They have to monitor a circular radar grid to keep track of airplanes with the tower at the center of the circle.  Their location is identified by distance and angles. The vertical distance of a plane is the distance between the plane and the ground which is important. They combine all of this information with weather conditions and speed to plot their path.

Each airline has schedulers who have the responsibility of determining which airplanes use which gates, create the schedule for crew, and determine the actual route the air plane takes between takeoff and landing and work in maintenance.  This looks like a real life applications of combinatorics much like those questions "How many different combinations do you have if you have 4 pairs of pants, 3 shirts and 4 hats?"

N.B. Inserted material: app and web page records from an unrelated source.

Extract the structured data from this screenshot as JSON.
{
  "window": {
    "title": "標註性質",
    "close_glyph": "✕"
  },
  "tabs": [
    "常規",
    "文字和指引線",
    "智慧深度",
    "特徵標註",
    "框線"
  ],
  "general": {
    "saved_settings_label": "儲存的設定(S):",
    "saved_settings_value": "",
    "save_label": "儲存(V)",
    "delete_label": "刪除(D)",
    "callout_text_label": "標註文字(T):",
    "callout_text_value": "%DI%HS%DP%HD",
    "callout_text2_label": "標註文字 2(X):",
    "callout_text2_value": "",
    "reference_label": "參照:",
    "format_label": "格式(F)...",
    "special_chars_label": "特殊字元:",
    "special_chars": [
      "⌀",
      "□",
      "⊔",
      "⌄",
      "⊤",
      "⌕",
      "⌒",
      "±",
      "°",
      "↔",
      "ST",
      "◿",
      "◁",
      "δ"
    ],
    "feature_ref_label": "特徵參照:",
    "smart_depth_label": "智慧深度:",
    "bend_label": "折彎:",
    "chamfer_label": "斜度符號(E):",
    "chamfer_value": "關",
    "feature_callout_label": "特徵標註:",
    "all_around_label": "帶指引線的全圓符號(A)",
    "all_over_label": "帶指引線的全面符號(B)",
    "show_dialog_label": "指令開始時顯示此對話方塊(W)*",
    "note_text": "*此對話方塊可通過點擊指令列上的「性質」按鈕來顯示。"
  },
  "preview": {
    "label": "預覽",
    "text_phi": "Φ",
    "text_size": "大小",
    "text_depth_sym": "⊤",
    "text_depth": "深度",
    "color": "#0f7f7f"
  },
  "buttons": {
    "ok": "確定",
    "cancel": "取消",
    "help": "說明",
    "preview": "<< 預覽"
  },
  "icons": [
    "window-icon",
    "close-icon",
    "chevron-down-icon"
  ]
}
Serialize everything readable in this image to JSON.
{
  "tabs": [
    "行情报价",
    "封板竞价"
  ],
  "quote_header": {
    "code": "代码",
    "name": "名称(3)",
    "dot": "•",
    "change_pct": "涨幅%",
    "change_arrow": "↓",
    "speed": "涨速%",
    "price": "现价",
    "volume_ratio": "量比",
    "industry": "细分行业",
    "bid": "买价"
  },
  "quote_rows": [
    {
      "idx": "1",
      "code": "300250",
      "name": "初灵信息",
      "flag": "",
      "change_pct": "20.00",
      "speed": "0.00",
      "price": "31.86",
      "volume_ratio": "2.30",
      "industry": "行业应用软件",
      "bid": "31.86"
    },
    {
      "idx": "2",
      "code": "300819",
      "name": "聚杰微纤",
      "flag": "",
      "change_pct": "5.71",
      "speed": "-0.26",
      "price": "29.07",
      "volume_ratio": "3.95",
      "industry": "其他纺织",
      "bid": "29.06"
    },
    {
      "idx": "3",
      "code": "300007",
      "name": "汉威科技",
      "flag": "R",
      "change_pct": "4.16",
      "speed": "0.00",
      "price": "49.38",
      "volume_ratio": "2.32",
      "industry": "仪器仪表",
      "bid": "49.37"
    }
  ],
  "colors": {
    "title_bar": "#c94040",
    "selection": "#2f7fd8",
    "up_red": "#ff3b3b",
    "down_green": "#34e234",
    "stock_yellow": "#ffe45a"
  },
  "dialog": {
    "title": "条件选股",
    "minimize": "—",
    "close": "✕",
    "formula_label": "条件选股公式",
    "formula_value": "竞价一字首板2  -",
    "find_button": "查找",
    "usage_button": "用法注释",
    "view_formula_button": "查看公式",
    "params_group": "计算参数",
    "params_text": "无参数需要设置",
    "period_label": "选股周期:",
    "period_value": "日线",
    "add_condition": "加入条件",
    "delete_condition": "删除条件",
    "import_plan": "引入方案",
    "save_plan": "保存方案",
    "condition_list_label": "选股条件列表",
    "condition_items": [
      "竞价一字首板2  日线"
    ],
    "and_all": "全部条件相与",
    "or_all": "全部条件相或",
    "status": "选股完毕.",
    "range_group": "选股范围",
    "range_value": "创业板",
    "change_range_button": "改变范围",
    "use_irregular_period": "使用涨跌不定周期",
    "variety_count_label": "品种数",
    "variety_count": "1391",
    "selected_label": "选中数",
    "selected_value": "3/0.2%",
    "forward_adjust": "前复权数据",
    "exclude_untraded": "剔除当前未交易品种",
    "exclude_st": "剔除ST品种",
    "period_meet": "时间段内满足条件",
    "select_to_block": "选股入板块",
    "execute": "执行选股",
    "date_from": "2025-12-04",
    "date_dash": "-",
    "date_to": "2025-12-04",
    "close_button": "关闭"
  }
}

Most of the sites that spoke of the math involved in scheduling turns out to be calculus, there is a nice 8 page pdf which discusses simulating the cost of moving planes around the airport from gate to maintenance,  fuel and operating costs, etc.  This paper provides the results of the simulation and at the same time gives out some real information on scheduling.

Although this Power Point presentation is designed for the industry, it has some wonderful slides which explain each part of the process and has a flowchart showing the overall departmental arrangement and work distribution.

I could not find any simple lesson plans for scheduling airplanes but I found enough information to create a simple combinations activity using planes, crew, towns, and flight paths.  I hope to create an activity in the next month and post it here to share with people.  Please keep checking my site out for this.  Next week Tuesday, I'm looking at the math involved in the newest craze Pokeman Go!  Stay Tuned.